Northern Arizona University’s Skydome
NAU president sees ‘possibilities in every direction’
“At Northern Arizona University, we see possibilities in every direction,” President Rita Cheng told the Arizona Board of Regents during Friday’s annual Operational and Financial Review.
During her presentation, the president highlighted the university’s many accomplishments over the last year, thanking the members of the campus community, Flagstaff and board for their contributions.
“Northern Arizona University has notable accomplishments and even bigger goals. We have unique services that attract the best and the brightest, and discoveries that have—and will continue to—change the world around us,” Cheng said.
The president also shared an update on this year’s record-breaking enrollment growth, and how incoming students are increasingly diverse and reflective of the many faces of Arizona. She noted that NAU is leading the way in educating students from every corner of Arizona.
She stressed the importance of economic development, and provided insights into changes in the NAU organizational infrastructure that allow for more efficient operations that lead to stronger service and even more valuable connections to students.
She further congratulated everyone on the successful completion of the university’s first comprehensive campaign, which raised more than $103 million in philanthropic support for student support and critical priorities.
Strong relationships with Native American partners are vital to NAU, and the president pointed to NAU’s distinction as the university of choice for students from 122 Native American nations. “Status quo is not enough–we seek to be the nation’s leading university serving Native Americans,” Cheng offered.
While NAU has long been known as a leader in research areas important to this region, President Cheng highlighted NAU’s changes toward a more dynamic research agenda.
“More than ever, NAU is committed to expanding the boundaries of knowledge to improve lives,” Cheng stated. NAU is investing in world-renowned research faculty, moving the university’s ongoing discoveries into a higher level of attention, recognition and potential.

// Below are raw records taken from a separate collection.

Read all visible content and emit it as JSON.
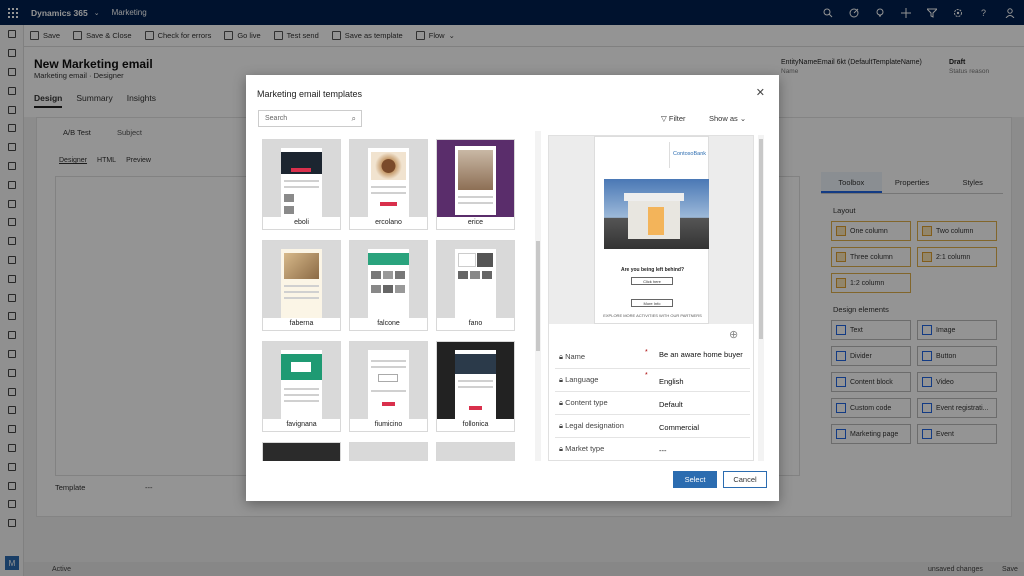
{
  "topbar": {
    "app_name": "Dynamics 365",
    "area": "Marketing",
    "icons": [
      "search-icon",
      "target-icon",
      "lightbulb-icon",
      "plus-icon",
      "filter-icon",
      "gear-icon",
      "help-icon",
      "user-icon"
    ]
  },
  "commandbar": {
    "items": [
      "Save",
      "Save & Close",
      "Check for errors",
      "Go live",
      "Test send",
      "Save as template",
      "Flow"
    ]
  },
  "header": {
    "title": "New Marketing email",
    "subtitle": "Marketing email · Designer",
    "name_value": "EntityNameEmail 6kt (DefaultTemplateName)",
    "name_label": "Name",
    "status_value": "Draft",
    "status_label": "Status reason",
    "tabs": [
      "Design",
      "Summary",
      "Insights"
    ]
  },
  "designer": {
    "ab_label": "A/B Test",
    "subject_label": "Subject",
    "modes": [
      "Designer",
      "HTML",
      "Preview"
    ],
    "template_label": "Template",
    "template_value": "---"
  },
  "rightpanel": {
    "tabs": [
      "Toolbox",
      "Properties",
      "Styles"
    ],
    "layout_label": "Layout",
    "layout_items": [
      "One column",
      "Two column",
      "Three column",
      "2:1 column",
      "1:2 column"
    ],
    "elements_label": "Design elements",
    "elements": [
      "Text",
      "Image",
      "Divider",
      "Button",
      "Content block",
      "Video",
      "Custom code",
      "Event registrati...",
      "Marketing page",
      "Event"
    ]
  },
  "statusbar": {
    "status": "Active",
    "unsaved": "unsaved changes",
    "save": "Save"
  },
  "dialog": {
    "title": "Marketing email templates",
    "search_placeholder": "Search",
    "filter_label": "Filter",
    "showas_label": "Show as",
    "templates": [
      "eboli",
      "ercolano",
      "erice",
      "faberna",
      "falcone",
      "fano",
      "favignana",
      "fiumicino",
      "follonica"
    ],
    "preview": {
      "logo": "ContosoBank",
      "heading": "Are you being left behind?",
      "button1": "Click here",
      "button2": "More Info",
      "footer": "EXPLORE MORE ACTIVITIES WITH OUR PARTNERS"
    },
    "fields": [
      {
        "label": "Name",
        "required": "*",
        "value": "Be an aware home buyer"
      },
      {
        "label": "Language",
        "required": "*",
        "value": "English"
      },
      {
        "label": "Content type",
        "required": "",
        "value": "Default"
      },
      {
        "label": "Legal designation",
        "required": "",
        "value": "Commercial"
      },
      {
        "label": "Market type",
        "required": "",
        "value": "---"
      }
    ],
    "select_label": "Select",
    "cancel_label": "Cancel"
  },
  "colors": {
    "topbar": "#002050",
    "accent": "#2b6cb0"
  }
}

Cheng shared information on how the university is working to meet workforce development needs in a changing economy. The university launched the new School of Informatics, Computing and Cyber Security and is planning to evolve the Honors Program into an Honors College next year. There are also plans to launch several new degree programs through Personalized Learning, the university’s online subscription program that has gained national attention as a premier competency-based learning model focused on student needs.
“These accomplishments demonstrate our commitment to our students, our community and each other. They show that we welcome every challenge that moves the needle on the dial of knowledge,” noted Cheng.
She also recognized NAU as an economic engine with broad impact that extends beyond the Flagstaff campus. She referenced NAU’s efforts in healthcare as one example.
“Independent living after injuries make jobs in physical and occupational therapy in high demand, and NAU is the only public university in Arizona educating professionals in these increasingly important fields,” Cheng said.
While there are challenges ahead, President Cheng encouraged collaboration and partnership to support a “smart growth” strategy that supports enrollment goals around the state. She further reinforced the need to maintain the Pledge program to ensure consistent tuition rates, and stressed the important need for investments in infrastructure and space.
“Though we diligently continue to be as efficient as possible and stretch to meet our goals, our list of needs extends beyond our resources. Partnerships are more critical than ever, and we continue to build new and existing cooperation. But basic infrastructure and foundational issues must be addressed,” Cheng told the Regents.
Cheng closed her presentation by reminding the board that NAU is agile, strong and ready to adapt as the university comes of age at a critical time in the history of American higher education experience. “There are possibilities in every direction, and exciting opportunities for our future,” Cheng said. “We will pursue them with the optimism of our potential and the wisdom of past experience.”